»»

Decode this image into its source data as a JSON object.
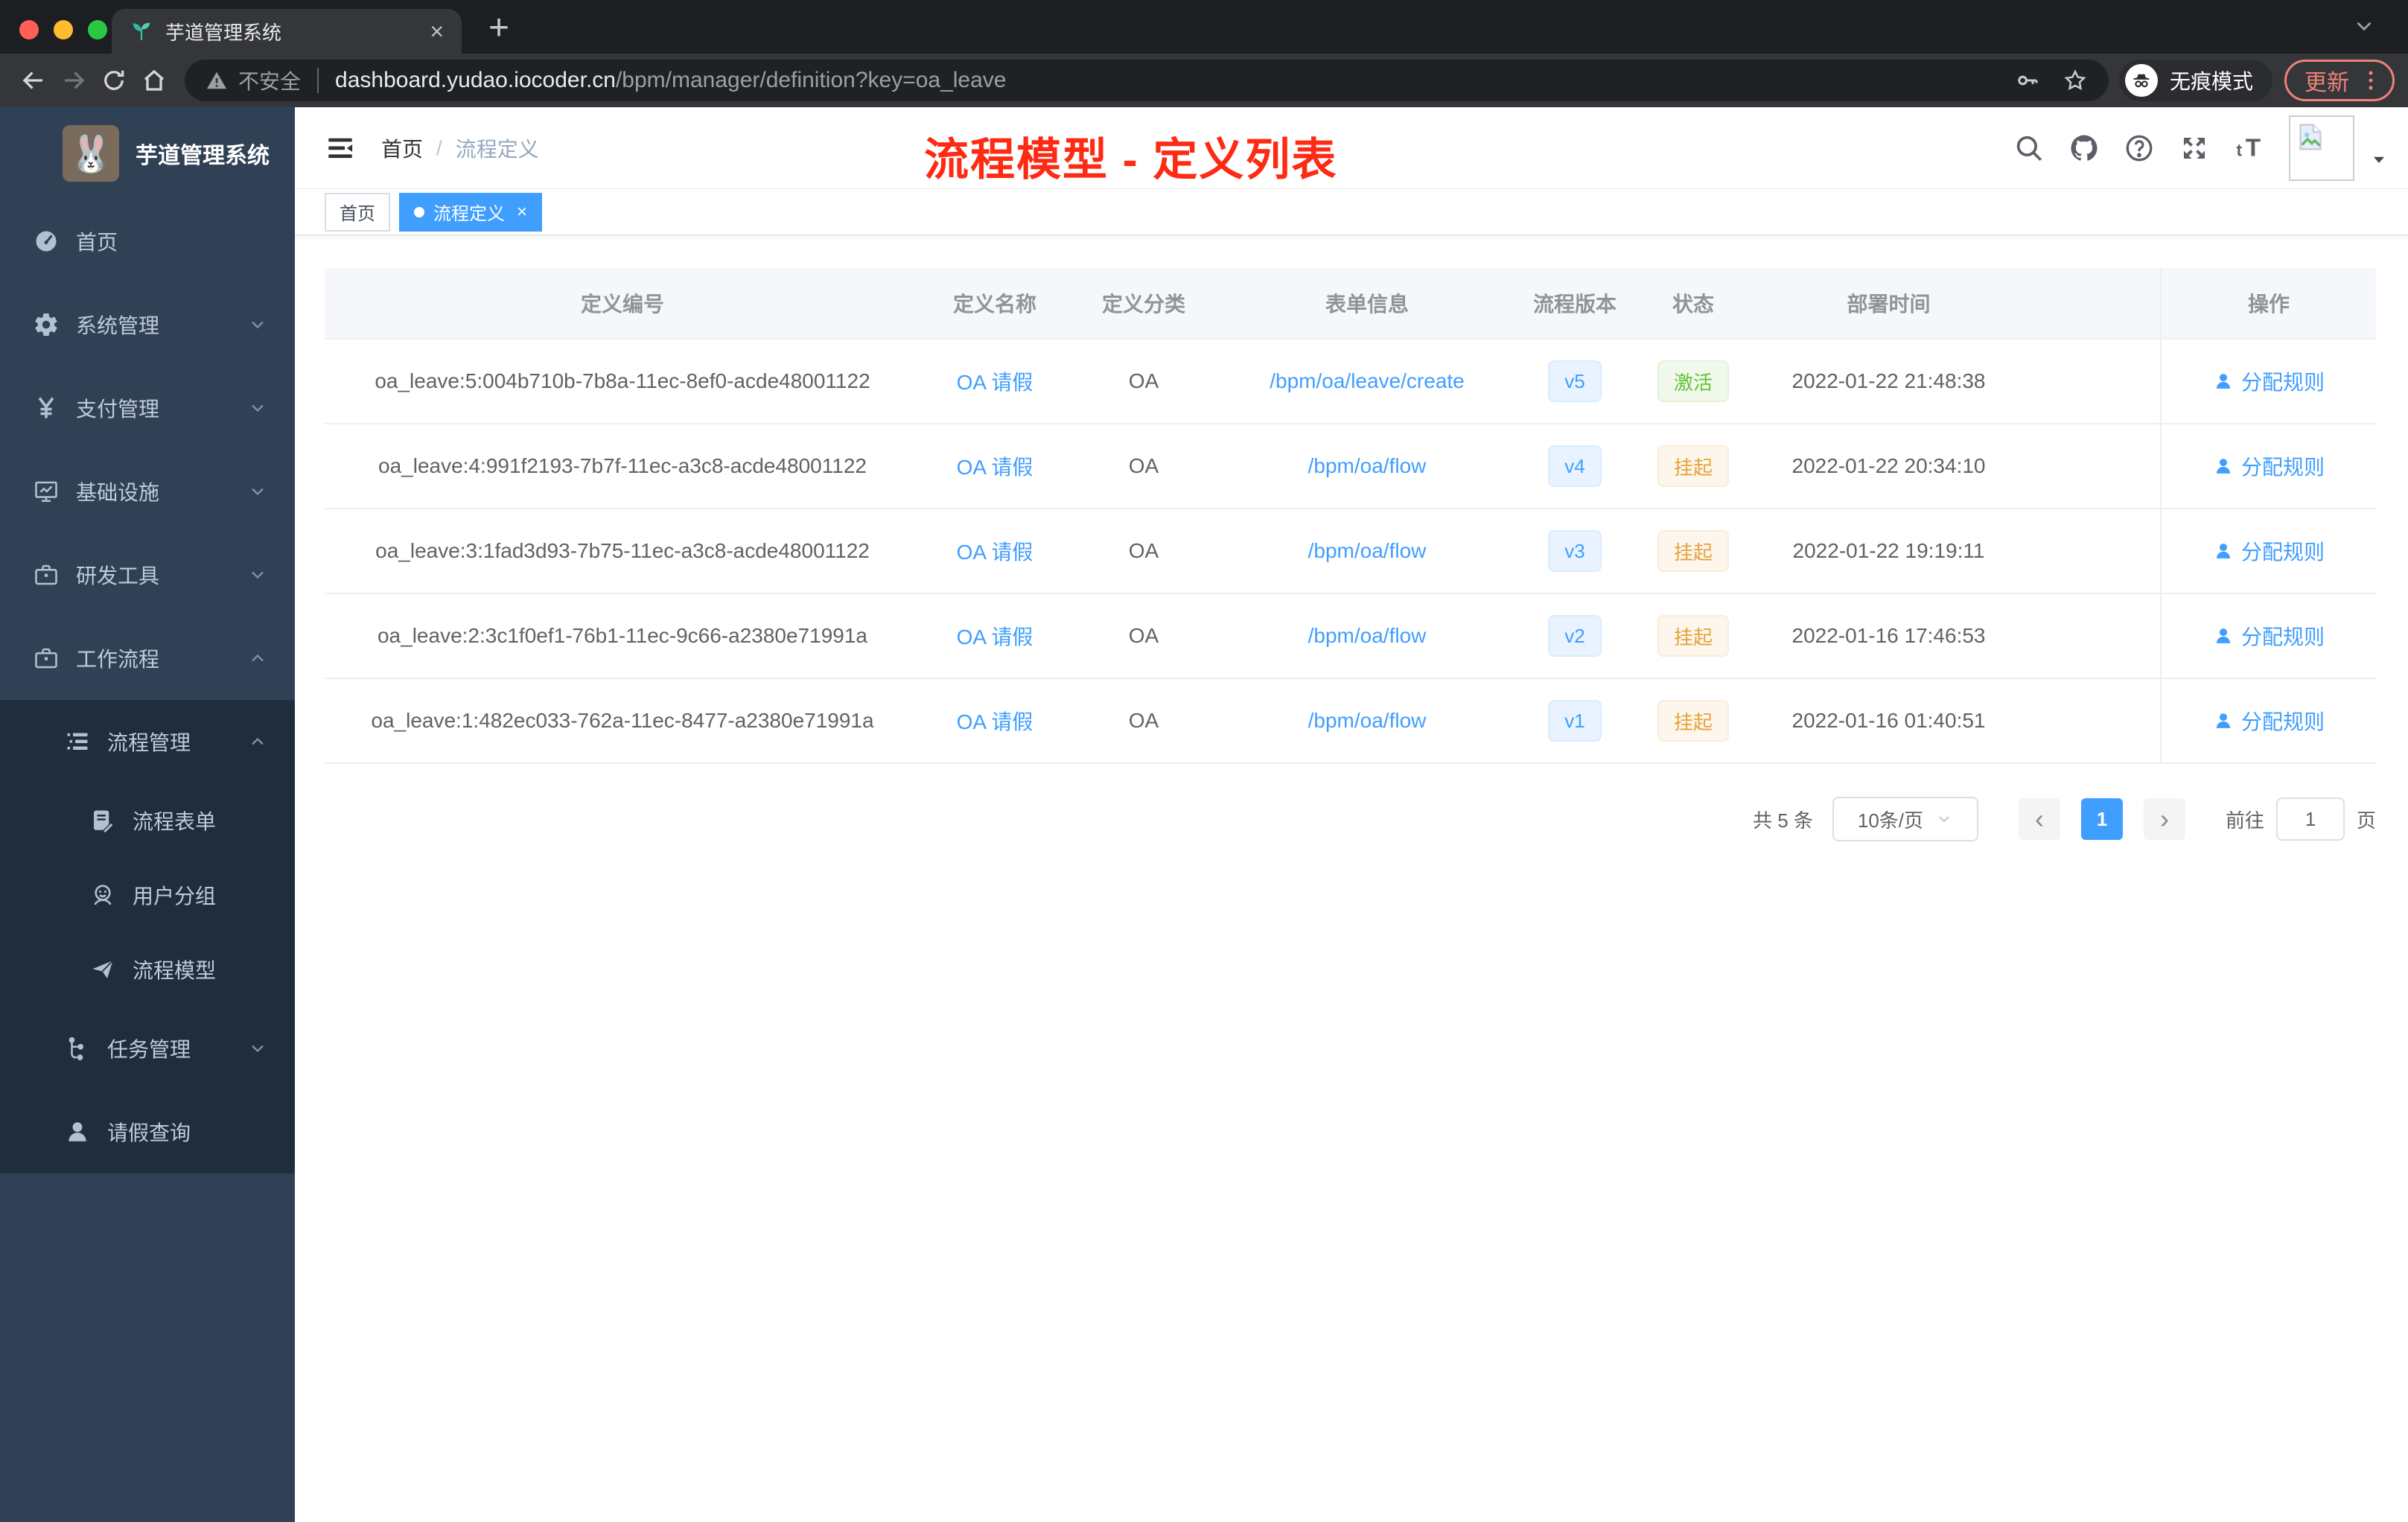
{
  "browser": {
    "tab_title": "芋道管理系统",
    "security_label": "不安全",
    "url_host": "dashboard.yudao.iocoder.cn",
    "url_path": "/bpm/manager/definition?key=oa_leave",
    "incognito_label": "无痕模式",
    "update_label": "更新",
    "traffic_colors": {
      "close": "#ff5f57",
      "minimize": "#febc2e",
      "zoom": "#28c840"
    }
  },
  "sidebar": {
    "logo_title": "芋道管理系统",
    "items": [
      {
        "label": "首页",
        "icon": "dashboard-icon",
        "indent": 0,
        "chevron": null,
        "dark": false
      },
      {
        "label": "系统管理",
        "icon": "gear-icon",
        "indent": 0,
        "chevron": "down",
        "dark": false
      },
      {
        "label": "支付管理",
        "icon": "yen-icon",
        "indent": 0,
        "chevron": "down",
        "dark": false
      },
      {
        "label": "基础设施",
        "icon": "monitor-icon",
        "indent": 0,
        "chevron": "down",
        "dark": false
      },
      {
        "label": "研发工具",
        "icon": "briefcase-icon",
        "indent": 0,
        "chevron": "down",
        "dark": false
      },
      {
        "label": "工作流程",
        "icon": "briefcase-icon",
        "indent": 0,
        "chevron": "up",
        "dark": false
      },
      {
        "label": "流程管理",
        "icon": "tree-table-icon",
        "indent": 1,
        "chevron": "up",
        "dark": true
      },
      {
        "label": "流程表单",
        "icon": "form-icon",
        "indent": 2,
        "chevron": null,
        "dark": true
      },
      {
        "label": "用户分组",
        "icon": "people-icon",
        "indent": 2,
        "chevron": null,
        "dark": true
      },
      {
        "label": "流程模型",
        "icon": "send-icon",
        "indent": 2,
        "chevron": null,
        "dark": true
      },
      {
        "label": "任务管理",
        "icon": "tree-icon",
        "indent": 1,
        "chevron": "down",
        "dark": true
      },
      {
        "label": "请假查询",
        "icon": "user-icon",
        "indent": 1,
        "chevron": null,
        "dark": true
      }
    ]
  },
  "header": {
    "breadcrumb": [
      "首页",
      "流程定义"
    ],
    "breadcrumb_separator": "/",
    "annotation": "流程模型 - 定义列表",
    "right_icons": [
      "search-icon",
      "github-icon",
      "question-icon",
      "fullscreen-icon",
      "font-size-icon"
    ]
  },
  "tags": [
    {
      "label": "首页",
      "active": false
    },
    {
      "label": "流程定义",
      "active": true
    }
  ],
  "table": {
    "columns": [
      "定义编号",
      "定义名称",
      "定义分类",
      "表单信息",
      "流程版本",
      "状态",
      "部署时间",
      "操作"
    ],
    "action_label": "分配规则",
    "rows": [
      {
        "id": "oa_leave:5:004b710b-7b8a-11ec-8ef0-acde48001122",
        "name": "OA 请假",
        "category": "OA",
        "form": "/bpm/oa/leave/create",
        "version": "v5",
        "status": "激活",
        "status_type": "success",
        "deploy_time": "2022-01-22 21:48:38"
      },
      {
        "id": "oa_leave:4:991f2193-7b7f-11ec-a3c8-acde48001122",
        "name": "OA 请假",
        "category": "OA",
        "form": "/bpm/oa/flow",
        "version": "v4",
        "status": "挂起",
        "status_type": "warning",
        "deploy_time": "2022-01-22 20:34:10"
      },
      {
        "id": "oa_leave:3:1fad3d93-7b75-11ec-a3c8-acde48001122",
        "name": "OA 请假",
        "category": "OA",
        "form": "/bpm/oa/flow",
        "version": "v3",
        "status": "挂起",
        "status_type": "warning",
        "deploy_time": "2022-01-22 19:19:11"
      },
      {
        "id": "oa_leave:2:3c1f0ef1-76b1-11ec-9c66-a2380e71991a",
        "name": "OA 请假",
        "category": "OA",
        "form": "/bpm/oa/flow",
        "version": "v2",
        "status": "挂起",
        "status_type": "warning",
        "deploy_time": "2022-01-16 17:46:53"
      },
      {
        "id": "oa_leave:1:482ec033-762a-11ec-8477-a2380e71991a",
        "name": "OA 请假",
        "category": "OA",
        "form": "/bpm/oa/flow",
        "version": "v1",
        "status": "挂起",
        "status_type": "warning",
        "deploy_time": "2022-01-16 01:40:51"
      }
    ]
  },
  "pagination": {
    "total_label": "共 5 条",
    "page_size": "10条/页",
    "prev_glyph": "‹",
    "next_glyph": "›",
    "current_page": "1",
    "goto_label": "前往",
    "goto_value": "1",
    "page_label": "页"
  },
  "colors": {
    "accent": "#409eff",
    "success": "#67c23a",
    "warning": "#e6a23c",
    "sidebar_bg": "#304156",
    "sidebar_sub_bg": "#1f2d3d",
    "annotation_red": "#fe2b14"
  }
}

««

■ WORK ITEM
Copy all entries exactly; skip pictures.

■ ANSWER TO THIS PROBLEM
Decode this image into its source data as a JSON object.
{
  "browser": {
    "tab_title": "芋道管理系统",
    "security_label": "不安全",
    "url_host": "dashboard.yudao.iocoder.cn",
    "url_path": "/bpm/manager/definition?key=oa_leave",
    "incognito_label": "无痕模式",
    "update_label": "更新",
    "traffic_colors": {
      "close": "#ff5f57",
      "minimize": "#febc2e",
      "zoom": "#28c840"
    }
  },
  "sidebar": {
    "logo_title": "芋道管理系统",
    "items": [
      {
        "label": "首页",
        "icon": "dashboard-icon",
        "indent": 0,
        "chevron": null,
        "dark": false
      },
      {
        "label": "系统管理",
        "icon": "gear-icon",
        "indent": 0,
        "chevron": "down",
        "dark": false
      },
      {
        "label": "支付管理",
        "icon": "yen-icon",
        "indent": 0,
        "chevron": "down",
        "dark": false
      },
      {
        "label": "基础设施",
        "icon": "monitor-icon",
        "indent": 0,
        "chevron": "down",
        "dark": false
      },
      {
        "label": "研发工具",
        "icon": "briefcase-icon",
        "indent": 0,
        "chevron": "down",
        "dark": false
      },
      {
        "label": "工作流程",
        "icon": "briefcase-icon",
        "indent": 0,
        "chevron": "up",
        "dark": false
      },
      {
        "label": "流程管理",
        "icon": "tree-table-icon",
        "indent": 1,
        "chevron": "up",
        "dark": true
      },
      {
        "label": "流程表单",
        "icon": "form-icon",
        "indent": 2,
        "chevron": null,
        "dark": true
      },
      {
        "label": "用户分组",
        "icon": "people-icon",
        "indent": 2,
        "chevron": null,
        "dark": true
      },
      {
        "label": "流程模型",
        "icon": "send-icon",
        "indent": 2,
        "chevron": null,
        "dark": true
      },
      {
        "label": "任务管理",
        "icon": "tree-icon",
        "indent": 1,
        "chevron": "down",
        "dark": true
      },
      {
        "label": "请假查询",
        "icon": "user-icon",
        "indent": 1,
        "chevron": null,
        "dark": true
      }
    ]
  },
  "header": {
    "breadcrumb": [
      "首页",
      "流程定义"
    ],
    "breadcrumb_separator": "/",
    "annotation": "流程模型 - 定义列表",
    "right_icons": [
      "search-icon",
      "github-icon",
      "question-icon",
      "fullscreen-icon",
      "font-size-icon"
    ]
  },
  "tags": [
    {
      "label": "首页",
      "active": false
    },
    {
      "label": "流程定义",
      "active": true
    }
  ],
  "table": {
    "columns": [
      "定义编号",
      "定义名称",
      "定义分类",
      "表单信息",
      "流程版本",
      "状态",
      "部署时间",
      "操作"
    ],
    "action_label": "分配规则",
    "rows": [
      {
        "id": "oa_leave:5:004b710b-7b8a-11ec-8ef0-acde48001122",
        "name": "OA 请假",
        "category": "OA",
        "form": "/bpm/oa/leave/create",
        "version": "v5",
        "status": "激活",
        "status_type": "success",
        "deploy_time": "2022-01-22 21:48:38"
      },
      {
        "id": "oa_leave:4:991f2193-7b7f-11ec-a3c8-acde48001122",
        "name": "OA 请假",
        "category": "OA",
        "form": "/bpm/oa/flow",
        "version": "v4",
        "status": "挂起",
        "status_type": "warning",
        "deploy_time": "2022-01-22 20:34:10"
      },
      {
        "id": "oa_leave:3:1fad3d93-7b75-11ec-a3c8-acde48001122",
        "name": "OA 请假",
        "category": "OA",
        "form": "/bpm/oa/flow",
        "version": "v3",
        "status": "挂起",
        "status_type": "warning",
        "deploy_time": "2022-01-22 19:19:11"
      },
      {
        "id": "oa_leave:2:3c1f0ef1-76b1-11ec-9c66-a2380e71991a",
        "name": "OA 请假",
        "category": "OA",
        "form": "/bpm/oa/flow",
        "version": "v2",
        "status": "挂起",
        "status_type": "warning",
        "deploy_time": "2022-01-16 17:46:53"
      },
      {
        "id": "oa_leave:1:482ec033-762a-11ec-8477-a2380e71991a",
        "name": "OA 请假",
        "category": "OA",
        "form": "/bpm/oa/flow",
        "version": "v1",
        "status": "挂起",
        "status_type": "warning",
        "deploy_time": "2022-01-16 01:40:51"
      }
    ]
  },
  "pagination": {
    "total_label": "共 5 条",
    "page_size": "10条/页",
    "prev_glyph": "‹",
    "next_glyph": "›",
    "current_page": "1",
    "goto_label": "前往",
    "goto_value": "1",
    "page_label": "页"
  },
  "colors": {
    "accent": "#409eff",
    "success": "#67c23a",
    "warning": "#e6a23c",
    "sidebar_bg": "#304156",
    "sidebar_sub_bg": "#1f2d3d",
    "annotation_red": "#fe2b14"
  }
}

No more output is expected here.